I continue to be amused by «experts» who claim TripAdvisor.com can’t be trusted because a few of the reviews may be faked. Any business traveler who can’t tell when a review—good or bad—is a plant probably shouldn’t be trusted to be a business traveler in the first place. TripAdvisor’s strength is its depth. If dozens of reviews make the same point—good or bad—that pretty much ensures the accuracy of the claim.
I find TripAdvisor most useful in cities where I am not personally a regular visitor. I also like it to compare several properties from the same hotel family in a particular destination. After all, if I have a choice of a Marriott, a Courtyard by Marriott or a Renaissance—all part of the Marriott (NYSE: MAR) chain—I like to read TripAdvisor to see if any of properties are above or below the brand standard. None of TripAdvisor’s user-generated competitors can match it, but I also pay attention to the professional content offered by Oyster.com.

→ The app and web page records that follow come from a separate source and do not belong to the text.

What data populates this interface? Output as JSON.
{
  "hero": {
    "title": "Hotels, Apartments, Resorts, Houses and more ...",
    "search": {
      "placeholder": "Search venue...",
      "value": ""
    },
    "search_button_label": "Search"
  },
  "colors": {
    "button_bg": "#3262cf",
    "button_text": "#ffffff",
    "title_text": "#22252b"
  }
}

FlyerTalk.com for business-travel chatter
Those with a low threshold for self-important posturing, mind-numbing minutia and the faint aroma of performing seals will find little use for FlyerTalk.com. But the granddaddy of business-travel message boards, now owned by an Internet conglomerate, remains a treasure trove of detail about our lives on the road. It is the canary in the coal mine for trouble, too. When an airline or hotel chain is malfunctioning, you’ll almost surely find out about it first on FlyerTalk.com. And FlyerTalk has genuine market-moving power, which is why major airlines and hotel chains have staffers who interact with and respond to the boards. So much so that many airlines and hotels announce information about program and policy changes on FlyerTalk before it appears on their own proprietary websites.

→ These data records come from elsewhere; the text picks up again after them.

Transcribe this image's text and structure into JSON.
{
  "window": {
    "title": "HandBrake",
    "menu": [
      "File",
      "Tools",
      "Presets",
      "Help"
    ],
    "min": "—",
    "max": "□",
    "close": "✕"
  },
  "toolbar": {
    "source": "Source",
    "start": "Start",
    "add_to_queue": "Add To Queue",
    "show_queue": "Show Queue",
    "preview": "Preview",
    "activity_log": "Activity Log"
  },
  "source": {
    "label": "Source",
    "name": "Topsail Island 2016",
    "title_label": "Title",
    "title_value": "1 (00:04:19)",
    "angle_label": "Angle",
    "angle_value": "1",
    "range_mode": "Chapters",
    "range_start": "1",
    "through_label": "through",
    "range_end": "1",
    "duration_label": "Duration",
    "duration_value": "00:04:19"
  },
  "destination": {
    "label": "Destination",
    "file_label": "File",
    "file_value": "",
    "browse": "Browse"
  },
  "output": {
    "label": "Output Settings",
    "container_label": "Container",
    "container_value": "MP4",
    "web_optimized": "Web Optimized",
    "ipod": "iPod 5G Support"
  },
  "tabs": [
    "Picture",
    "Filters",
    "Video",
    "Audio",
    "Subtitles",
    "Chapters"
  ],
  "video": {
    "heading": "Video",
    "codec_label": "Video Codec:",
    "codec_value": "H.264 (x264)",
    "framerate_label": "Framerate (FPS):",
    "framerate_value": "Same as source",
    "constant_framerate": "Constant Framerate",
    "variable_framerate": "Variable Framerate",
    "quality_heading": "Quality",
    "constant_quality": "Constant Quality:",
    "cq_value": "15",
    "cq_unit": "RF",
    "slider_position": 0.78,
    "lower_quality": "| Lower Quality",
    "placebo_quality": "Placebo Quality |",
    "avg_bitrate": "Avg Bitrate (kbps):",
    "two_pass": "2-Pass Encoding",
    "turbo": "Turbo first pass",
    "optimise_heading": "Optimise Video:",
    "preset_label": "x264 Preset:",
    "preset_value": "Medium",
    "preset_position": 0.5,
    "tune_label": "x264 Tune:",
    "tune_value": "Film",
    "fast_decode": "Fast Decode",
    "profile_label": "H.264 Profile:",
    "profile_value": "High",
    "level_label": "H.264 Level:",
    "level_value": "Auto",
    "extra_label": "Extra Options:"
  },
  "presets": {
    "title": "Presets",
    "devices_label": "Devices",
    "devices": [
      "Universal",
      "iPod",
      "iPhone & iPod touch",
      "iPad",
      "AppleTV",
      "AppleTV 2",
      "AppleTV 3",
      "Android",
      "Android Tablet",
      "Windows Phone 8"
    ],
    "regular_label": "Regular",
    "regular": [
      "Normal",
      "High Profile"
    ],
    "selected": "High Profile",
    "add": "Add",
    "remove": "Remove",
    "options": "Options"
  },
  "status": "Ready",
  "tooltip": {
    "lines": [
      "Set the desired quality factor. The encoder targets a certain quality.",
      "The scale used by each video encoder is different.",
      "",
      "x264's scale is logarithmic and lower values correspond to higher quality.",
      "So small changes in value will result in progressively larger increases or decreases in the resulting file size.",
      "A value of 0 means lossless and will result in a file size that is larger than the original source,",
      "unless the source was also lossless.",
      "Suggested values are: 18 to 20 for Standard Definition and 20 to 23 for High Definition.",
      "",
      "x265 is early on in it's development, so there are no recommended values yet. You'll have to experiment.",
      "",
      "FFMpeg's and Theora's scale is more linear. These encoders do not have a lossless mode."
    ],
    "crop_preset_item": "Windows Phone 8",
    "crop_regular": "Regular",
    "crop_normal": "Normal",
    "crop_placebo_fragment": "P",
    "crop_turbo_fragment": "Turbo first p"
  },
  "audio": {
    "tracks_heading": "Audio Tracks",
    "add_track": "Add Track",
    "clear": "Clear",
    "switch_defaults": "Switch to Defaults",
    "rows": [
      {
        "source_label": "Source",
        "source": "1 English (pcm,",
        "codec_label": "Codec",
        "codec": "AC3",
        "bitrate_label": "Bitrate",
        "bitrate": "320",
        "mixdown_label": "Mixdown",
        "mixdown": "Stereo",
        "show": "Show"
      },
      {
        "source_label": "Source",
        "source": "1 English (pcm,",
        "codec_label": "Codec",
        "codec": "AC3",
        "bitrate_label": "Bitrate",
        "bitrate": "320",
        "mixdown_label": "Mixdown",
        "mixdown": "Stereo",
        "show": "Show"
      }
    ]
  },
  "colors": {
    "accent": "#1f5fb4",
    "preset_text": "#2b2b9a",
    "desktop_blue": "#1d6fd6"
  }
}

EvRewards.com for shopping bonuses
With so many frequent flyer miles and frequent guest points now coming from affinity credit cards, it was inevitable that someone would create a site to track, cross-reference and highlight the best matches of cards, airlines, hotels and bonus offers. EvRewards.com isn’t polished and it isn’t perfect, but it can certainly help you maximize your earnings. All you do is enter the name of the store or website where you want to shop and EvRewards returns a list of cash-back offers and bonus deals from credit card, airline and hotel shopping portals.
Mapquest.com for airport maps
Between the map apps on our smartphones and the GPS devices we can get with our rental cars, maps on the Internet seem almost antiquated. Maybe it’s the Luddite in me—or maybe I’m just lousy at directions—but I still check Mapquest.com’s Airports Maps page before I fly. The state-by-state, click-the-URL page isn’t state of the art, of course, but the airport-area street maps are solid and scalable. Besides I like reminding myself of the lay of the airport land before I head out in an unfamiliar rental car on unfamiliar roads with the pressure of making a flight ahead of me.